On December 29, 2007, she posted on her blog a marriage proposal from the recently divorced French president Nicolas Sarkozy. Many believed that this is simply a hoax, and the timing of the so-called proposal suggests a rivalry between Furong and another Chinese celebrity Yang Erche Namu, given that Yang proposed to Sarkozy just a few days earlier.

In July 2008, she held her first live concert in Beijing.

Quotes by Sister Furong[edit]

  • "My friends all said the government should be encouraging a positive, helpful girl like me."
  • "To men, I am the sweetest flower. They love to drink my nectar."
  • "I have a pair of beautiful hands which go harmoniously with my outstandingly slim body."
  • "My skin is as smooth as a that of baby."
  • "All of these talents have helped me to become a good dancer.
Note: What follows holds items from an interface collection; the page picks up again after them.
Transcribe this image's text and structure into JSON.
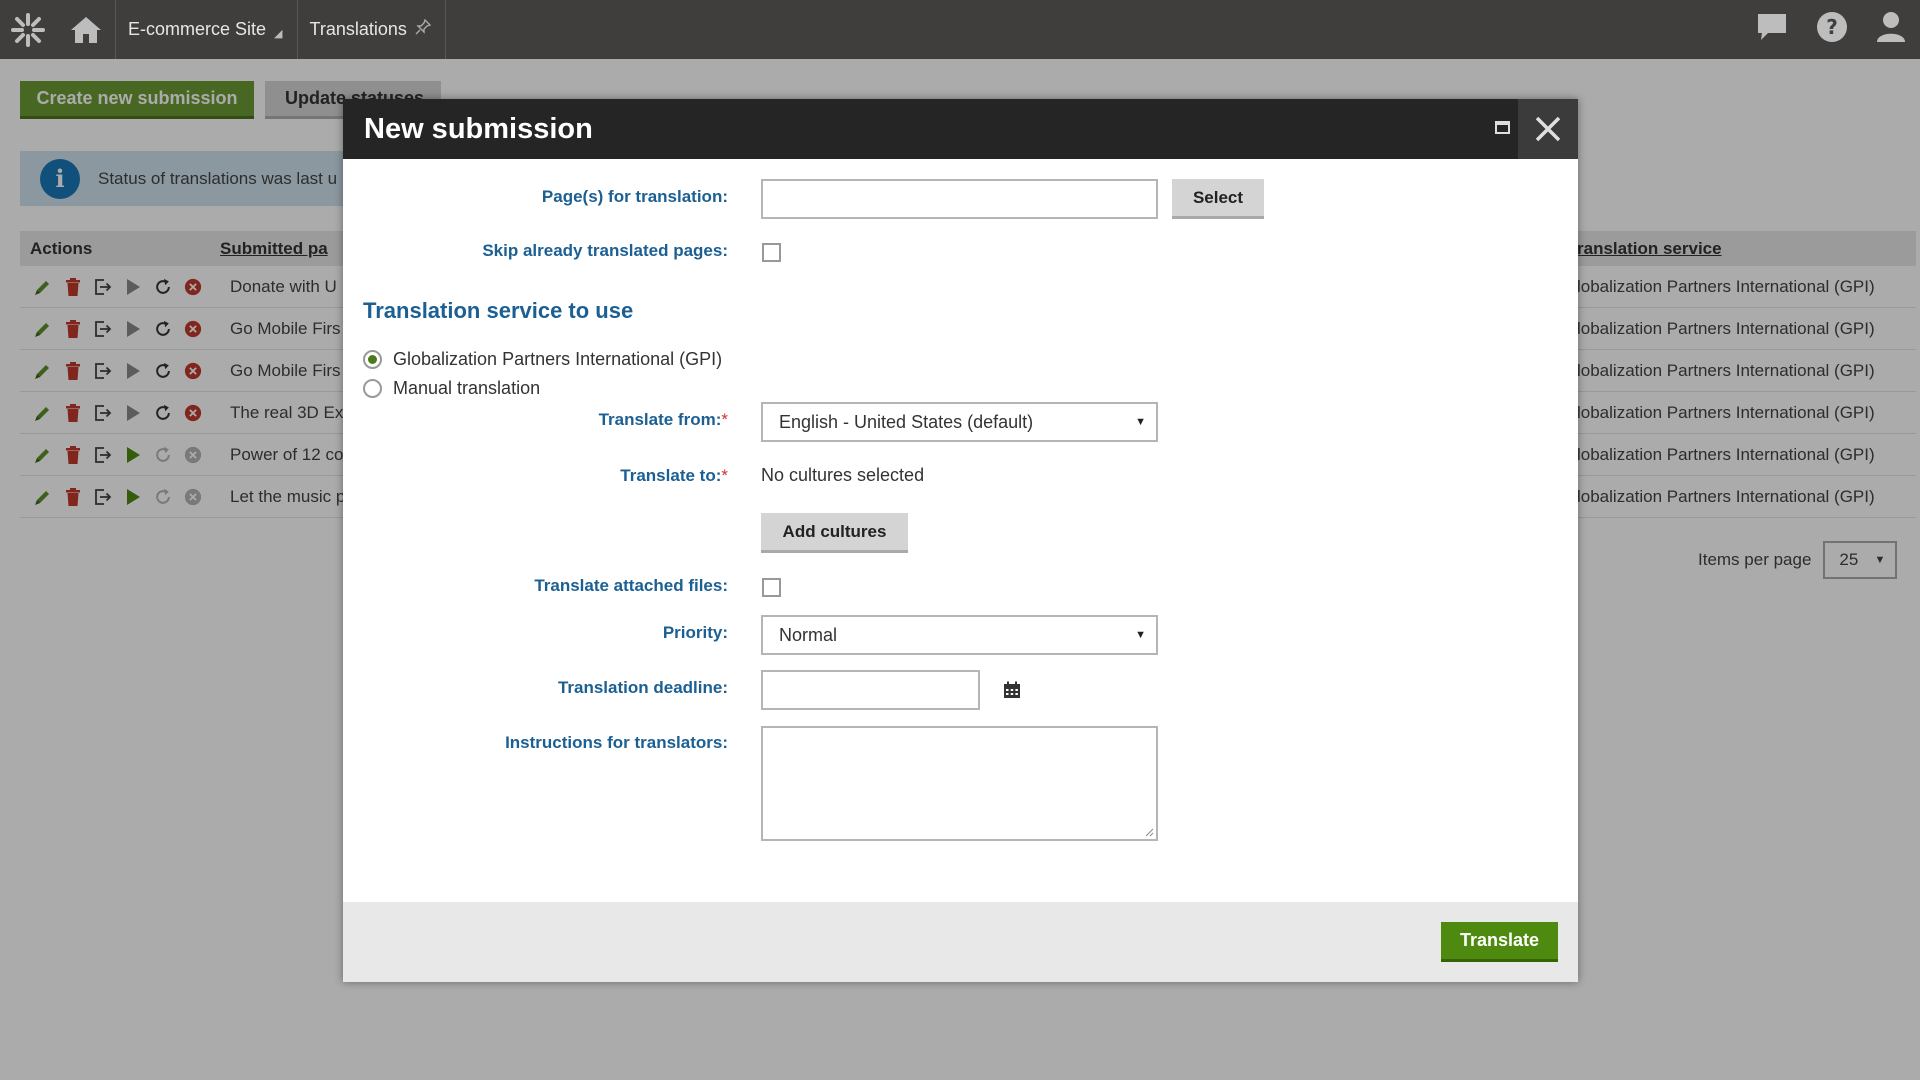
{
  "topbar": {
    "site_name": "E-commerce Site",
    "app_name": "Translations"
  },
  "main": {
    "create_button": "Create new submission",
    "update_button": "Update statuses",
    "info_text": "Status of translations was last u",
    "grid": {
      "headers": {
        "actions": "Actions",
        "submitted": "Submitted pa",
        "service": "ranslation service"
      },
      "rows": [
        {
          "name": "Donate with U",
          "service": "lobalization Partners International (GPI)",
          "active": false
        },
        {
          "name": "Go Mobile Firs",
          "service": "lobalization Partners International (GPI)",
          "active": false
        },
        {
          "name": "Go Mobile Firs",
          "service": "lobalization Partners International (GPI)",
          "active": false
        },
        {
          "name": "The real 3D Ex",
          "service": "lobalization Partners International (GPI)",
          "active": false
        },
        {
          "name": "Power of 12 co",
          "service": "lobalization Partners International (GPI)",
          "active": true
        },
        {
          "name": "Let the music p",
          "service": "lobalization Partners International (GPI)",
          "active": true
        }
      ]
    },
    "pager": {
      "label": "Items per page",
      "value": "25"
    }
  },
  "dialog": {
    "title": "New submission",
    "pages_label": "Page(s) for translation:",
    "pages_value": "",
    "select_button": "Select",
    "skip_label": "Skip already translated pages:",
    "section_title": "Translation service to use",
    "services": [
      {
        "label": "Globalization Partners International (GPI)",
        "selected": true
      },
      {
        "label": "Manual translation",
        "selected": false
      }
    ],
    "translate_from_label": "Translate from:",
    "translate_from_value": "English - United States (default)",
    "translate_to_label": "Translate to:",
    "translate_to_value": "No cultures selected",
    "add_cultures_button": "Add cultures",
    "attached_label": "Translate attached files:",
    "priority_label": "Priority:",
    "priority_value": "Normal",
    "deadline_label": "Translation deadline:",
    "deadline_value": "",
    "instructions_label": "Instructions for translators:",
    "instructions_value": "",
    "required_marker": "*",
    "translate_button": "Translate"
  },
  "colors": {
    "accent_blue": "#1c5f93",
    "primary_green": "#4f8a10",
    "topbar": "#403e3d"
  }
}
I understand life in my dance; I am looking for my lover in my dance."
  • "I'm pure and noble (this is how my classmates describe me, which isn't my fault)."
  • "My life is now so annoying. All the time I am the focus on the street. Why do the eyes of men fall hot upon me? I have no place to hide."
  • "My sexy appearance and ice-and-jade pure quality bring me a lot of attention wherever I go. I'm always the centre of everything. People never tire of looking at my face, and my physique gives men nose-bleeds."

See also[edit]

References[edit]

Further reading[edit]

  • I.D. Roberts (2010) ‘China’s Internet Celebrity: Furong Jiejie’ in Jeffreys, Elaine. & Edwards, Louise (eds.), Celebrity in China, Hong Kong University Press, Hong Kong pp. 217–236. ISBN 962-209-088-5

External links[edit]